DATA EXCERPTS: Begin
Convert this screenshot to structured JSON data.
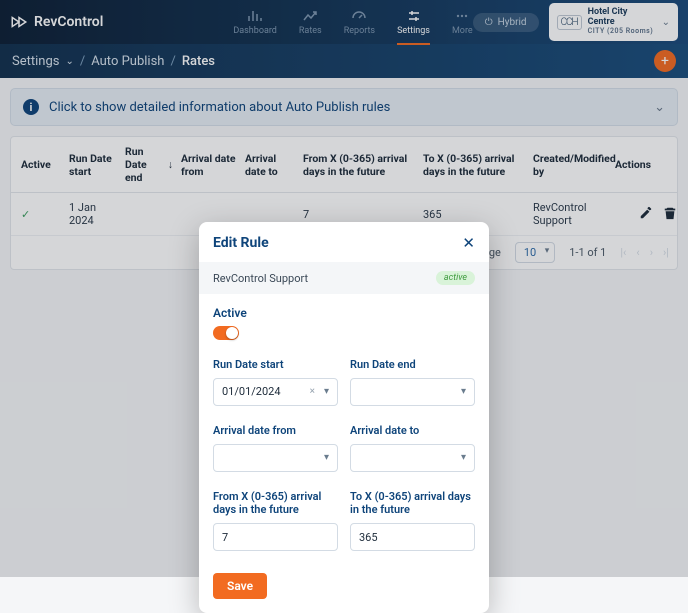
{
  "brand": {
    "name": "RevControl"
  },
  "nav": {
    "items": [
      {
        "label": "Dashboard",
        "icon": "bar-chart"
      },
      {
        "label": "Rates",
        "icon": "trend-up"
      },
      {
        "label": "Reports",
        "icon": "speedometer"
      },
      {
        "label": "Settings",
        "icon": "sliders",
        "active": true
      },
      {
        "label": "More",
        "icon": "dots"
      }
    ],
    "hybrid": {
      "label": "Hybrid"
    },
    "hotel": {
      "name": "Hotel City Centre",
      "sub": "CITY (205 Rooms)",
      "logo": "CCH"
    }
  },
  "breadcrumb": {
    "items": [
      "Settings",
      "Auto Publish",
      "Rates"
    ]
  },
  "banner": {
    "text": "Click to show detailed information about Auto Publish rules"
  },
  "table": {
    "headers": [
      "Active",
      "Run Date start",
      "Run Date end",
      "Arrival date from",
      "Arrival date to",
      "From X (0-365) arrival days in the future",
      "To X (0-365) arrival days in the future",
      "Created/Modified by",
      "Actions"
    ],
    "row": {
      "active": true,
      "run_start": "1 Jan 2024",
      "run_end": "",
      "arr_from": "",
      "arr_to": "",
      "from_x": "7",
      "to_x": "365",
      "by": "RevControl Support"
    },
    "foot": {
      "items_label": "Items per page",
      "per_page": "10",
      "range": "1-1 of 1"
    }
  },
  "modal": {
    "title": "Edit Rule",
    "subtitle": "RevControl Support",
    "badge": "active",
    "active_label": "Active",
    "fields": {
      "run_start": {
        "label": "Run Date start",
        "value": "01/01/2024"
      },
      "run_end": {
        "label": "Run Date end",
        "value": ""
      },
      "arr_from": {
        "label": "Arrival date from",
        "value": ""
      },
      "arr_to": {
        "label": "Arrival date to",
        "value": ""
      },
      "from_x": {
        "label": "From X (0-365) arrival days in the future",
        "value": "7"
      },
      "to_x": {
        "label": "To X (0-365) arrival days in the future",
        "value": "365"
      }
    },
    "save": "Save"
  }
}
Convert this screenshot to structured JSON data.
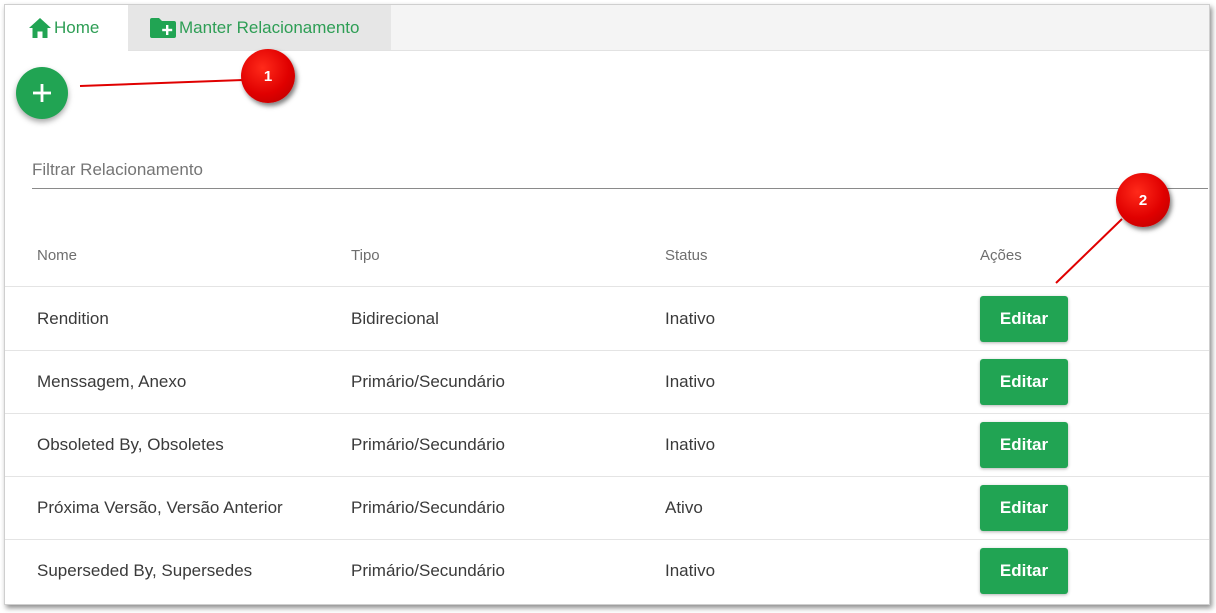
{
  "tabs": [
    {
      "label": "Home",
      "icon": "home-icon"
    },
    {
      "label": "Manter Relacionamento",
      "icon": "folder-plus-icon"
    }
  ],
  "add_button": {
    "icon": "plus-icon"
  },
  "filter": {
    "placeholder": "Filtrar Relacionamento",
    "value": ""
  },
  "table": {
    "headers": {
      "nome": "Nome",
      "tipo": "Tipo",
      "status": "Status",
      "acoes": "Ações"
    },
    "rows": [
      {
        "nome": "Rendition",
        "tipo": "Bidirecional",
        "status": "Inativo",
        "action": "Editar"
      },
      {
        "nome": "Menssagem, Anexo",
        "tipo": "Primário/Secundário",
        "status": "Inativo",
        "action": "Editar"
      },
      {
        "nome": "Obsoleted By, Obsoletes",
        "tipo": "Primário/Secundário",
        "status": "Inativo",
        "action": "Editar"
      },
      {
        "nome": "Próxima Versão, Versão Anterior",
        "tipo": "Primário/Secundário",
        "status": "Ativo",
        "action": "Editar"
      },
      {
        "nome": "Superseded By, Supersedes",
        "tipo": "Primário/Secundário",
        "status": "Inativo",
        "action": "Editar"
      }
    ]
  },
  "annotations": [
    {
      "label": "1"
    },
    {
      "label": "2"
    }
  ],
  "colors": {
    "accent": "#21a453",
    "tab_text": "#2e9e55",
    "annotation": "#e00000"
  }
}
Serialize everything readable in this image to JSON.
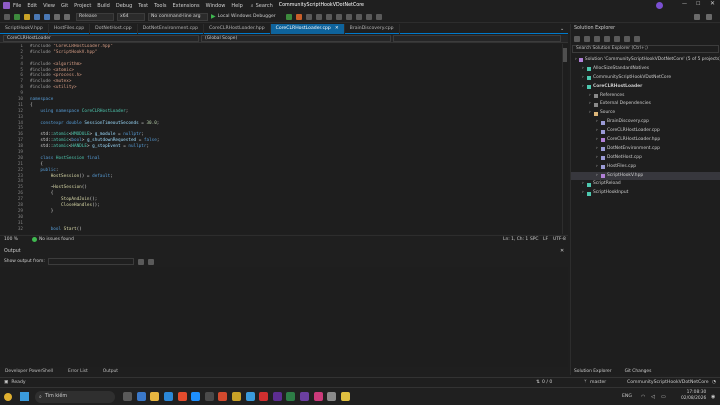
{
  "menu": [
    "File",
    "Edit",
    "View",
    "Git",
    "Project",
    "Build",
    "Debug",
    "Test",
    "Tools",
    "Extensions",
    "Window",
    "Help"
  ],
  "search_label": "Search",
  "window_title": "CommunityScriptHookVDotNetCore",
  "toolbar": {
    "config": "Release",
    "platform": "x64",
    "cmdline": "No command-line arg",
    "run_label": "Local Windows Debugger"
  },
  "tabs": [
    "ScriptHookV.hpp",
    "HostFiles.cpp",
    "DotNetHost.cpp",
    "DotNetEnvironment.cpp",
    "CoreCLRHostLoader.hpp",
    "CoreCLRHostLoader.cpp",
    "BrainDiscovery.cpp"
  ],
  "active_tab": 5,
  "nav": {
    "project": "CoreCLRHostLoader",
    "scope": "(Global Scope)"
  },
  "code_lines": [
    [
      [
        "pp",
        "#include "
      ],
      [
        "str",
        "\"CoreCLRHostLoader.hpp\""
      ]
    ],
    [
      [
        "pp",
        "#include "
      ],
      [
        "str",
        "\"ScriptHookV.hpp\""
      ]
    ],
    [],
    [
      [
        "pp",
        "#include "
      ],
      [
        "str",
        "<algorithm>"
      ]
    ],
    [
      [
        "pp",
        "#include "
      ],
      [
        "str",
        "<atomic>"
      ]
    ],
    [
      [
        "pp",
        "#include "
      ],
      [
        "str",
        "<process.h>"
      ]
    ],
    [
      [
        "pp",
        "#include "
      ],
      [
        "str",
        "<mutex>"
      ]
    ],
    [
      [
        "pp",
        "#include "
      ],
      [
        "str",
        "<utility>"
      ]
    ],
    [],
    [
      [
        "kw",
        "namespace"
      ]
    ],
    [
      [
        "tx",
        "{"
      ]
    ],
    [
      [
        "tx",
        "    "
      ],
      [
        "kw",
        "using namespace "
      ],
      [
        "ty",
        "CoreCLRHostLoader"
      ],
      [
        "tx",
        ";"
      ]
    ],
    [],
    [
      [
        "tx",
        "    "
      ],
      [
        "kw",
        "constexpr double "
      ],
      [
        "va",
        "SessionTimeoutSeconds"
      ],
      [
        "tx",
        " = "
      ],
      [
        "nm",
        "30.0"
      ],
      [
        "tx",
        ";"
      ]
    ],
    [],
    [
      [
        "tx",
        "    std::"
      ],
      [
        "ty",
        "atomic"
      ],
      [
        "tx",
        "<"
      ],
      [
        "ty",
        "HMODULE"
      ],
      [
        "tx",
        "> "
      ],
      [
        "va",
        "g_module"
      ],
      [
        "tx",
        " = "
      ],
      [
        "kw",
        "nullptr"
      ],
      [
        "tx",
        ";"
      ]
    ],
    [
      [
        "tx",
        "    std::"
      ],
      [
        "ty",
        "atomic"
      ],
      [
        "tx",
        "<"
      ],
      [
        "kw",
        "bool"
      ],
      [
        "tx",
        "> "
      ],
      [
        "va",
        "g_shutdownRequested"
      ],
      [
        "tx",
        " = "
      ],
      [
        "kw",
        "false"
      ],
      [
        "tx",
        ";"
      ]
    ],
    [
      [
        "tx",
        "    std::"
      ],
      [
        "ty",
        "atomic"
      ],
      [
        "tx",
        "<"
      ],
      [
        "ty",
        "HANDLE"
      ],
      [
        "tx",
        "> "
      ],
      [
        "va",
        "g_stopEvent"
      ],
      [
        "tx",
        " = "
      ],
      [
        "kw",
        "nullptr"
      ],
      [
        "tx",
        ";"
      ]
    ],
    [],
    [
      [
        "tx",
        "    "
      ],
      [
        "kw",
        "class "
      ],
      [
        "ty",
        "HostSession "
      ],
      [
        "kw",
        "final"
      ]
    ],
    [
      [
        "tx",
        "    {"
      ]
    ],
    [
      [
        "tx",
        "    "
      ],
      [
        "kw",
        "public"
      ],
      [
        "tx",
        ":"
      ]
    ],
    [
      [
        "tx",
        "        "
      ],
      [
        "fn",
        "HostSession"
      ],
      [
        "tx",
        "() = "
      ],
      [
        "kw",
        "default"
      ],
      [
        "tx",
        ";"
      ]
    ],
    [],
    [
      [
        "tx",
        "        ~"
      ],
      [
        "fn",
        "HostSession"
      ],
      [
        "tx",
        "()"
      ]
    ],
    [
      [
        "tx",
        "        {"
      ]
    ],
    [
      [
        "tx",
        "            "
      ],
      [
        "fn",
        "StopAndJoin"
      ],
      [
        "tx",
        "();"
      ]
    ],
    [
      [
        "tx",
        "            "
      ],
      [
        "fn",
        "CloseHandles"
      ],
      [
        "tx",
        "();"
      ]
    ],
    [
      [
        "tx",
        "        }"
      ]
    ],
    [],
    [],
    [
      [
        "tx",
        "        "
      ],
      [
        "kw",
        "bool "
      ],
      [
        "fn",
        "Start"
      ],
      [
        "tx",
        "()"
      ]
    ]
  ],
  "editor_status": {
    "zoom": "100 %",
    "issues": "No issues found",
    "position": "Ln: 1, Ch: 1",
    "spc": "SPC",
    "lf": "LF",
    "encoding": "UTF-8"
  },
  "output": {
    "title": "Output",
    "show_from": "Show output from:"
  },
  "bottom_tabs": [
    "Developer PowerShell",
    "Error List",
    "Output"
  ],
  "solution_explorer": {
    "title": "Solution Explorer",
    "search_placeholder": "Search Solution Explorer (Ctrl+;)",
    "items": [
      {
        "label": "Solution 'CommunityScriptHookVDotNetCore' (5 of 5 projects)",
        "indent": 0,
        "icon": "solution-icon",
        "color": "#b180d7"
      },
      {
        "label": "AllocSizeStandardNatives",
        "indent": 1,
        "icon": "project-icon",
        "color": "#4ec9b0"
      },
      {
        "label": "CommunityScriptHookVDotNetCore",
        "indent": 1,
        "icon": "project-icon",
        "color": "#4ec9b0"
      },
      {
        "label": "CoreCLRHostLoader",
        "indent": 1,
        "icon": "project-icon",
        "color": "#4ec9b0",
        "bold": true
      },
      {
        "label": "References",
        "indent": 2,
        "icon": "references-icon",
        "color": "#8a8a8a"
      },
      {
        "label": "External Dependencies",
        "indent": 2,
        "icon": "dependencies-icon",
        "color": "#8a8a8a"
      },
      {
        "label": "Source",
        "indent": 2,
        "icon": "folder-icon",
        "color": "#dcb67a"
      },
      {
        "label": "BrainDiscovery.cpp",
        "indent": 3,
        "icon": "cpp-file-icon",
        "color": "#9b9bd6"
      },
      {
        "label": "CoreCLRHostLoader.cpp",
        "indent": 3,
        "icon": "cpp-file-icon",
        "color": "#9b9bd6"
      },
      {
        "label": "CoreCLRHostLoader.hpp",
        "indent": 3,
        "icon": "header-file-icon",
        "color": "#b180d7"
      },
      {
        "label": "DotNetEnvironment.cpp",
        "indent": 3,
        "icon": "cpp-file-icon",
        "color": "#9b9bd6"
      },
      {
        "label": "DotNetHost.cpp",
        "indent": 3,
        "icon": "cpp-file-icon",
        "color": "#9b9bd6"
      },
      {
        "label": "HostFiles.cpp",
        "indent": 3,
        "icon": "cpp-file-icon",
        "color": "#9b9bd6"
      },
      {
        "label": "ScriptHookV.hpp",
        "indent": 3,
        "icon": "header-file-icon",
        "color": "#b180d7",
        "selected": true
      },
      {
        "label": "ScriptReload",
        "indent": 1,
        "icon": "project-icon",
        "color": "#4ec9b0"
      },
      {
        "label": "ScriptHookInput",
        "indent": 1,
        "icon": "project-icon",
        "color": "#4ec9b0"
      }
    ],
    "bottom_tabs": [
      "Solution Explorer",
      "Git Changes"
    ]
  },
  "statusbar": {
    "ready": "Ready",
    "git_counts": "0 / 0",
    "branch": "master",
    "repo": "CommunityScriptHookVDotNetCore"
  },
  "taskbar": {
    "search_placeholder": "Tìm kiếm",
    "lang": "ENG",
    "time": "17:08:30",
    "date": "02/08/2026"
  }
}
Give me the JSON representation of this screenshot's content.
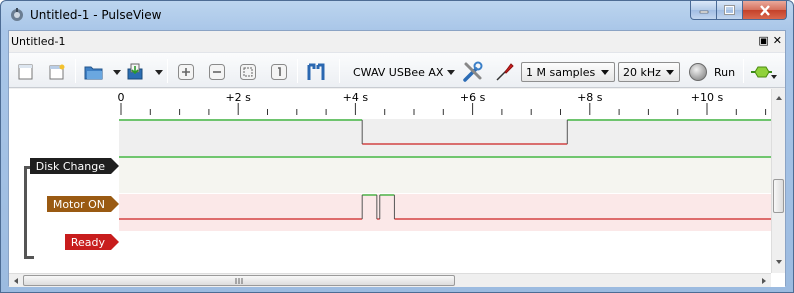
{
  "window": {
    "title": "Untitled-1 - PulseView"
  },
  "dock": {
    "title": "Untitled-1",
    "float_glyph": "▣",
    "close_glyph": "✕"
  },
  "toolbar": {
    "device": "CWAV USBee AX",
    "samples": "1 M samples",
    "samplerate": "20 kHz",
    "run_label": "Run",
    "icons": [
      "new-session-icon",
      "new-view-icon",
      "open-icon",
      "save-icon",
      "zoom-in-icon",
      "zoom-out-icon",
      "zoom-fit-icon",
      "zoom-one-to-one-icon",
      "cursor-icon",
      "device-config-icon",
      "probe-config-icon",
      "run-icon",
      "decoder-icon"
    ]
  },
  "ruler": {
    "ticks": [
      {
        "label": "0",
        "seconds": 0
      },
      {
        "label": "+2 s",
        "seconds": 2
      },
      {
        "label": "+4 s",
        "seconds": 4
      },
      {
        "label": "+6 s",
        "seconds": 6
      },
      {
        "label": "+8 s",
        "seconds": 8
      },
      {
        "label": "+10 s",
        "seconds": 10
      }
    ]
  },
  "signals": [
    {
      "name": "Disk Change",
      "color": "#1f1f1f",
      "transitions": [
        [
          0,
          1
        ],
        [
          4.15,
          0
        ],
        [
          7.65,
          1
        ]
      ]
    },
    {
      "name": "Motor ON",
      "color": "#9a5a12",
      "transitions": [
        [
          0,
          1
        ]
      ]
    },
    {
      "name": "Ready",
      "color": "#c81d1d",
      "transitions": [
        [
          0,
          0
        ],
        [
          4.15,
          1
        ],
        [
          4.4,
          0
        ],
        [
          4.45,
          1
        ],
        [
          4.7,
          0
        ]
      ]
    }
  ],
  "colors": {
    "high": "#22aa22",
    "low": "#cc2222",
    "row_alt": "#f5f5f0",
    "ready_bg": "#fbe8e8"
  }
}
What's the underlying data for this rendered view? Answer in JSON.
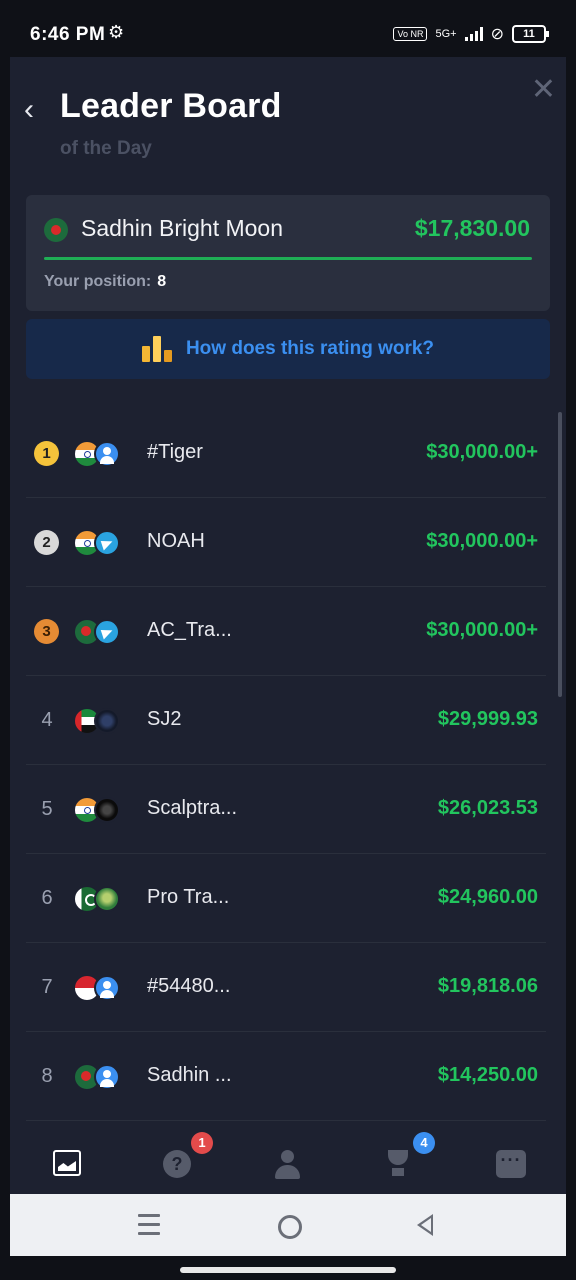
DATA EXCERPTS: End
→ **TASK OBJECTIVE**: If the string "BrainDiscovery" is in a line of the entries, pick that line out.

→ **ANSWER TO THIS PROBLEM**:
    "BrainDiscovery.cpp"
        "label": "BrainDiscovery.cpp",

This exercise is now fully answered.